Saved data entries
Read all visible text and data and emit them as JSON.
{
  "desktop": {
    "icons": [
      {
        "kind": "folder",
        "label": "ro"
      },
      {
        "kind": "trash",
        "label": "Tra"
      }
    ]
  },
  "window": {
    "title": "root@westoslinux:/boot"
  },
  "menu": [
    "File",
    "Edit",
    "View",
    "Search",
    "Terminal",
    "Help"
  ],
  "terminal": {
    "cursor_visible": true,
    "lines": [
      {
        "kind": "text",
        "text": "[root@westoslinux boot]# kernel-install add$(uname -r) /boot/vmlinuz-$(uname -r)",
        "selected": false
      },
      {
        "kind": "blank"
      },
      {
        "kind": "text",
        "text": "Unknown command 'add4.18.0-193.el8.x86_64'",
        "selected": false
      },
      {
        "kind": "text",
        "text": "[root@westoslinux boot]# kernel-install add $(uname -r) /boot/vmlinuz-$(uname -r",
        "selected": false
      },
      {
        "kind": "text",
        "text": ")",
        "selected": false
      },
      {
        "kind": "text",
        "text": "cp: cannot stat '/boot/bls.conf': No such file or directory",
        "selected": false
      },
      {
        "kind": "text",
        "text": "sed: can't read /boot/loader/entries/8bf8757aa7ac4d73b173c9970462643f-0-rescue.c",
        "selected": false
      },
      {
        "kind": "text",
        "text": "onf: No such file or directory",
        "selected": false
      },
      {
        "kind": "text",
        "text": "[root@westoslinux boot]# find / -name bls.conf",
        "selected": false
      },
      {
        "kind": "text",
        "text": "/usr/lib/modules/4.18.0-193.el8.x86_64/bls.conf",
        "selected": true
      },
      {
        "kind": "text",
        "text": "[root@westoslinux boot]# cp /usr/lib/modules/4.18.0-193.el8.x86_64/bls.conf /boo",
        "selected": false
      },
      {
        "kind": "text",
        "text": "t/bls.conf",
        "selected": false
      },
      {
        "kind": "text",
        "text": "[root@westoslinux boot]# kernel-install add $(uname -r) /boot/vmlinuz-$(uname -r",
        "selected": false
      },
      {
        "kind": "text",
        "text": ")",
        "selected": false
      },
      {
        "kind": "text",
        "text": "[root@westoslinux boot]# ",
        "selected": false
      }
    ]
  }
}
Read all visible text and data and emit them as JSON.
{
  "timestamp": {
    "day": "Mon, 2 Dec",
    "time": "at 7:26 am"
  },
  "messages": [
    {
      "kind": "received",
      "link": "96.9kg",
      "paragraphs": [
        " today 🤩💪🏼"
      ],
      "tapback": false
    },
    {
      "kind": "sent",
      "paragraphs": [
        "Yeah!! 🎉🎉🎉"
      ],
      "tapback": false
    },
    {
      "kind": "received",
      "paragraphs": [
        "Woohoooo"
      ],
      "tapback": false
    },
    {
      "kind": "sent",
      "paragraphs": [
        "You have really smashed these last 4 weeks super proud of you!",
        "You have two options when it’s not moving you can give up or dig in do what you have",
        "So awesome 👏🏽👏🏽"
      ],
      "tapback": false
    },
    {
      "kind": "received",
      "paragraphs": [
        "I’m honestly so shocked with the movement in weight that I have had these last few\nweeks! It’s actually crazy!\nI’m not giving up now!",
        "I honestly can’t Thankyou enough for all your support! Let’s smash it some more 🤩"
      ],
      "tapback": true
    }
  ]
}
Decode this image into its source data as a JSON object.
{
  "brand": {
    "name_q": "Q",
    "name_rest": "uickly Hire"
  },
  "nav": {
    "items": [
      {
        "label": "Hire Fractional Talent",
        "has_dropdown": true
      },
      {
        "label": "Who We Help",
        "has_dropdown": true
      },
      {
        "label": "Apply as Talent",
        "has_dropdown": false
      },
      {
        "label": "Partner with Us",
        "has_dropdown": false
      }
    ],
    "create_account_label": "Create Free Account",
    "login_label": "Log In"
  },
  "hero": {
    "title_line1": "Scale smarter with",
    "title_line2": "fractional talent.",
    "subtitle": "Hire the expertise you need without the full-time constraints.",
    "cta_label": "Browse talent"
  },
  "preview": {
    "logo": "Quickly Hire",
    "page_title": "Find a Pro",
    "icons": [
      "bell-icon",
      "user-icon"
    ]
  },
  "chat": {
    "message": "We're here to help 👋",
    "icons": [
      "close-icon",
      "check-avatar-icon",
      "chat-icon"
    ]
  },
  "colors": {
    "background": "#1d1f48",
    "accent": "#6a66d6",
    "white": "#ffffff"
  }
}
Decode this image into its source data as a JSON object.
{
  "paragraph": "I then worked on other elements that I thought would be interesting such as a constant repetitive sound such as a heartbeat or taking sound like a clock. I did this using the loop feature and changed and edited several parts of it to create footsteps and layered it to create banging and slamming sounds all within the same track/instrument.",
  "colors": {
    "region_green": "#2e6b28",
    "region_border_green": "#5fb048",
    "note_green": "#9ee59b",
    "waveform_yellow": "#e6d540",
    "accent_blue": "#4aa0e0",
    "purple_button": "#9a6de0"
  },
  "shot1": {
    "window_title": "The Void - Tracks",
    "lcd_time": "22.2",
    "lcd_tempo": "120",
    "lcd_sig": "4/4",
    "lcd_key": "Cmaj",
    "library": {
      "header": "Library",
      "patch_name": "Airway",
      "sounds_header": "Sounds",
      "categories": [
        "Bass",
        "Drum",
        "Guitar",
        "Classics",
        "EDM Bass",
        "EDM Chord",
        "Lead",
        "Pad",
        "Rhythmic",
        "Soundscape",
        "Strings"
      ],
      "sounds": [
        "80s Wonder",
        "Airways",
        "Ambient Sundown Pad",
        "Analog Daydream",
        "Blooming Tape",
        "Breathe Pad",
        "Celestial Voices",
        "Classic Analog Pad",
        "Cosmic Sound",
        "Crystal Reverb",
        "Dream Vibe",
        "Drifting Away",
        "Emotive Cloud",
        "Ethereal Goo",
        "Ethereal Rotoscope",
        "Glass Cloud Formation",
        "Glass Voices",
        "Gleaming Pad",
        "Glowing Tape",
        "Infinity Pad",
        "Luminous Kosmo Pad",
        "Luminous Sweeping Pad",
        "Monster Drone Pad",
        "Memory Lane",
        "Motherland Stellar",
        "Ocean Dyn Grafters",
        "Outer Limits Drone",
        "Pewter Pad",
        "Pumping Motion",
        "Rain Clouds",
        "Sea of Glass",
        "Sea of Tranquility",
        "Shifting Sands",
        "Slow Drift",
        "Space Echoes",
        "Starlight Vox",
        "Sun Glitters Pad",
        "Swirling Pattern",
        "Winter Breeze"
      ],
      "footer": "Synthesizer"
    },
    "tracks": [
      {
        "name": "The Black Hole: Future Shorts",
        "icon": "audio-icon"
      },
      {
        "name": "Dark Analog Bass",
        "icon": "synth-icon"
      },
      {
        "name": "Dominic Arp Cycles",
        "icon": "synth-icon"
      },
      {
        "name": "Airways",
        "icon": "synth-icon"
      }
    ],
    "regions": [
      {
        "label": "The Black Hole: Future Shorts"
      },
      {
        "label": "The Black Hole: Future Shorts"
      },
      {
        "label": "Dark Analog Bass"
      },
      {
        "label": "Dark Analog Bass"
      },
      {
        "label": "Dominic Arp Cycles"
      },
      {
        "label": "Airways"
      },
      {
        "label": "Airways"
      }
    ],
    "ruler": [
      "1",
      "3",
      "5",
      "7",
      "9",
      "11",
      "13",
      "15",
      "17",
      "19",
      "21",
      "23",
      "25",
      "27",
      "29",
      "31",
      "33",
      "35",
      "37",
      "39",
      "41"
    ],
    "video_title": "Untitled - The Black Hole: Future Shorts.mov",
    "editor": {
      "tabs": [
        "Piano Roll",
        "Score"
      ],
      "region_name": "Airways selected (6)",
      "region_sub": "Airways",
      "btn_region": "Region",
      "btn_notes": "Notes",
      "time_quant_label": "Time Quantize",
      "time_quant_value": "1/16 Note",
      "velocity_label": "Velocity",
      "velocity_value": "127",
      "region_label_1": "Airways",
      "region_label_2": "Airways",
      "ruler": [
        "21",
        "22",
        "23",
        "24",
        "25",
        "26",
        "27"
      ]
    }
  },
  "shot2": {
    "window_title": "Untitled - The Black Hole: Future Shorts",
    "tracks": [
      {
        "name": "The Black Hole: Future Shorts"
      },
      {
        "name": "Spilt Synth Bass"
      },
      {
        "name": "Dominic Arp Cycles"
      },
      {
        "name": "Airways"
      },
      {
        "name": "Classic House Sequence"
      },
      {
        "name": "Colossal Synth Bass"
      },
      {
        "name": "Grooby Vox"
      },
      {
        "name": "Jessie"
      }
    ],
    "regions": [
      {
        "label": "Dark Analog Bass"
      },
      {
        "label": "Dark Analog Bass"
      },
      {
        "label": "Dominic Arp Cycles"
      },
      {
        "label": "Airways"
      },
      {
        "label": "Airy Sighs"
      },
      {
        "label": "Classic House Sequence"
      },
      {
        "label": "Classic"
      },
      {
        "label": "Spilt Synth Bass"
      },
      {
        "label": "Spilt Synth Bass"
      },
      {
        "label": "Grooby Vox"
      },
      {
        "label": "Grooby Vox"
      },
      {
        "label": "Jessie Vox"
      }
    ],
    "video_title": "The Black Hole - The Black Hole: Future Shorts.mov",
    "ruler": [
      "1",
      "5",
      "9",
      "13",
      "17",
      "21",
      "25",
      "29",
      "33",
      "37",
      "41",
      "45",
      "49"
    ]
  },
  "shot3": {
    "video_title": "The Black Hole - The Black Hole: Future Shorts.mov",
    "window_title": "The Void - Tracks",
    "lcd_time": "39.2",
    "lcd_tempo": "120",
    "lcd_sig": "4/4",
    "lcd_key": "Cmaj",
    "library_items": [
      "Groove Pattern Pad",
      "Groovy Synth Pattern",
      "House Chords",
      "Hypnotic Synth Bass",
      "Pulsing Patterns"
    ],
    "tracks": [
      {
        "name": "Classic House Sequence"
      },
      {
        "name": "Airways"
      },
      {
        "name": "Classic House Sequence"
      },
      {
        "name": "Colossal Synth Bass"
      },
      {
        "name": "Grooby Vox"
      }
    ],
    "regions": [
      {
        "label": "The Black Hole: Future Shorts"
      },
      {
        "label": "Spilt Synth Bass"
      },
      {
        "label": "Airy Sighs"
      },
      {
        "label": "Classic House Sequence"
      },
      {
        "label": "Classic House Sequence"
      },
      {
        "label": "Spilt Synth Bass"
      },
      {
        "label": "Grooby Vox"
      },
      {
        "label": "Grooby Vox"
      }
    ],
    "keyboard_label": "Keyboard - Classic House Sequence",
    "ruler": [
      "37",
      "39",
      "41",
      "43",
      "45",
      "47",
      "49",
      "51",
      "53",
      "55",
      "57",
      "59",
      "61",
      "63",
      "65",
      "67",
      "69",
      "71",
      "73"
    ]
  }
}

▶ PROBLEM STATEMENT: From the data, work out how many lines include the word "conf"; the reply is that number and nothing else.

▶ SOLUTION TO THE PROBLEM: 5